When I answer, “Whatever is local, fresh, and in season,” typically they will say, “No, you don’t understand. What is YOUR favorite thing to cook?”
At this point they do not want to hear my answer because they have formulated their own romantic fantasy idea of a response they believe a chef should share with them. If I were to say, “lobster thermidor with octopus ink pappardelle, baby fiddle head ferns with caviar champagne gastrique,” they would make Fuh fuh fuh sounds and say Buddah.
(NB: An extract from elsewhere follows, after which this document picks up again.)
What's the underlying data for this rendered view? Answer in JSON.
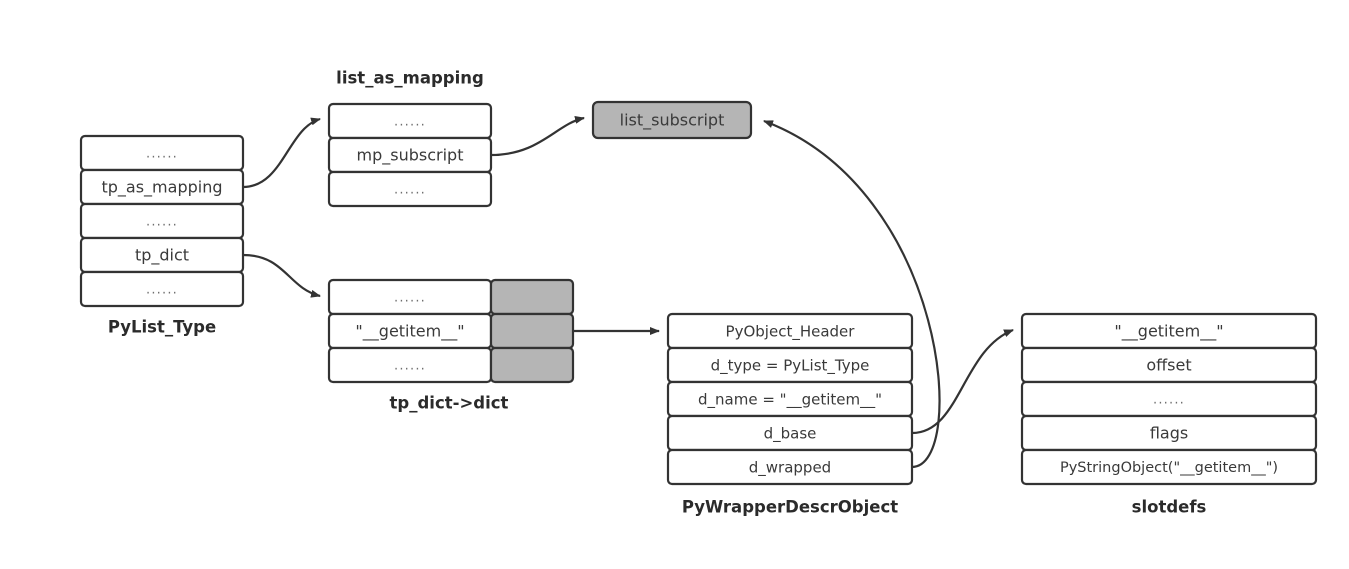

This is what they want to hear, because they see it on television.
By pre-formulating a response and not truly listening, they have precluded themselves from my expertise, the reason they asked me in the first place.
There are more than a few ways to inhibit yourself from properly listening to a response, criticism, or advice. Approaching a conversation with emotional distress, arrogance, distraction, or presumption can bias your decision-making process and lead to limited options. And everyone likes options, right?
I graduated Chef School in 1994. Two days before graduation, I had gone to one of the instructor chefs’ office to argue a grade. I had aced all the tests, I was never absent or tardy, and my skills were spot on. I had a frank and cordial relationship with the instructor and knew we could speak openly and truthfully, so I banged on the door and entered.
“What the hell, Terry!” I growled.
Chef Foster looked up from the piles of papers on his desk. “Hello Broc, what can I do for you?” he said, coolly leaning back and rolling his shoulders to stretch them a little. I slammed my report card down onto his desk with my palm flat.
“You robbed me of an A. I was up for honors. What the hell!” I repeated.
He removed his glasses and rubbed the bridge of his nose with thumb and forefinger, exhaling deeply. “You didn’t leave a family meal for the next class coming in behind your track,” he said, looking me square in the eyes.
It is tradition for every outgoing class to leave a “family meal” for the incoming class following them, just as before leaving every normal day a meal is prepared for your own class the next day.
“It was not my responsibility to make family meal. I was not Team Leader,” I fumed.
“You might not have been Team Leader in title, but everyone counted on your daily direction,” he said, leaning in on his elbows. “And while we are on it, I believe you should follow a career path in writing or publishing and put your culinary future on the back burner.” By now all I could see was red. I shook with anger and my mouth opened and closed without forming words.
“The papers you wrote for my class were exemplary,” he continued. “Not many people in our line of work have the ability to grasp a concept and explain it quite like you. And it’s not just me. I asked the other chefs too, and they believe, like I do, that you have talent.”
I was irate and perplexed. I could barely conceive my surroundings, let alone fathom his meaning. Leave cooking for writing? I had worked hard the last three years to be where I was at this moment and the man I trusted the most thought I should forsake my calling and start again? I stormed out, crumpled score card in hand, vowing to not listen to his heresy and to pursue my life as a chef.
Anthony Bourdain’s A Bone in the Throat came out one year later in 1995, and Kitchen Confidential came out in 2000. My book, Flying High with Barron Hilton, should be released the beginning of July 2018.
Because I was not open to hear the words of a trusted advisor, my book has been gathering dust for 24 years. It might have been nice for me to have options then?